(SUPPLIED MATERIAL)
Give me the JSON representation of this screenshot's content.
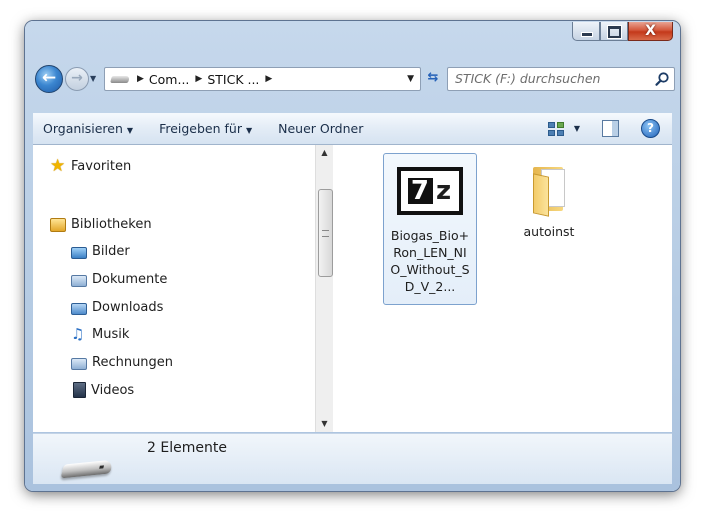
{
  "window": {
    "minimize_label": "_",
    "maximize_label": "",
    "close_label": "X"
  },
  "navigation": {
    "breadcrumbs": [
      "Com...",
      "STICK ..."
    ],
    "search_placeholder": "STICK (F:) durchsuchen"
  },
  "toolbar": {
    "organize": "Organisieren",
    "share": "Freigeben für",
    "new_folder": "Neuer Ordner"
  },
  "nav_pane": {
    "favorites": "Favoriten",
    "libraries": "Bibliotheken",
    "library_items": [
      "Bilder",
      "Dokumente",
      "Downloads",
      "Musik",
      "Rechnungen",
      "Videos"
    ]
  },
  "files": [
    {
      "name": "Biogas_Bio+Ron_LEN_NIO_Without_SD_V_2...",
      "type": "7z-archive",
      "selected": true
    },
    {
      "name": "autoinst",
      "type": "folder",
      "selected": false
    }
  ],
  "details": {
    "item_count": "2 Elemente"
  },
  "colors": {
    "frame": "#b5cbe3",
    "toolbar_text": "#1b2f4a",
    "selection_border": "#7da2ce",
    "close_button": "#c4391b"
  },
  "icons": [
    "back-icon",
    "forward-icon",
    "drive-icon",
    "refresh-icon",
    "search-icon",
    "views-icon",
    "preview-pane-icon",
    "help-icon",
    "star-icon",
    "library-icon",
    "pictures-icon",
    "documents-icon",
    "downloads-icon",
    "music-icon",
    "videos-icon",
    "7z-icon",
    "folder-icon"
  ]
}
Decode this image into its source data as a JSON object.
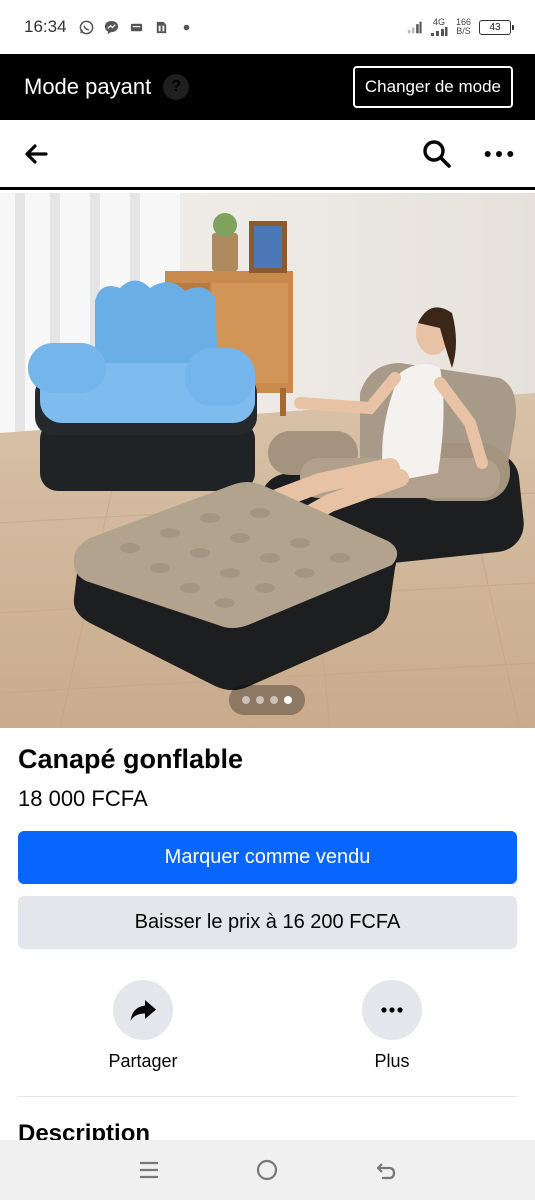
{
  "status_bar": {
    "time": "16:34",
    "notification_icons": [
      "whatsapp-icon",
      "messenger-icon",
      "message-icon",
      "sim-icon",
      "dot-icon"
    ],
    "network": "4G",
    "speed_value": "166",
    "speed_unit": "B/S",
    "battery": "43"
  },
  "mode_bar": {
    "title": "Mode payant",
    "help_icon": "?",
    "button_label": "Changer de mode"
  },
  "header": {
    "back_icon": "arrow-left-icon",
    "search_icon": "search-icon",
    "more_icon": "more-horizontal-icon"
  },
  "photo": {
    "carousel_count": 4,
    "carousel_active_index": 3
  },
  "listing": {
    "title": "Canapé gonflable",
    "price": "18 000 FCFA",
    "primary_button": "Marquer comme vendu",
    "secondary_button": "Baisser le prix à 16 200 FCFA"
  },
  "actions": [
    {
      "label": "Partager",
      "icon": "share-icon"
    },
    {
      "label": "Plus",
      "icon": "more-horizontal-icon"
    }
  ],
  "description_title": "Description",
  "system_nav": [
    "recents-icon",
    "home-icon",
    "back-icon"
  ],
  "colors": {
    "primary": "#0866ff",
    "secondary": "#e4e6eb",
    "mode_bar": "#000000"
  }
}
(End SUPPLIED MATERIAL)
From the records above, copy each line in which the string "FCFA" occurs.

    "price": "18 000 FCFA",
    "secondary_button": "Baisser le prix à 16 200 FCFA"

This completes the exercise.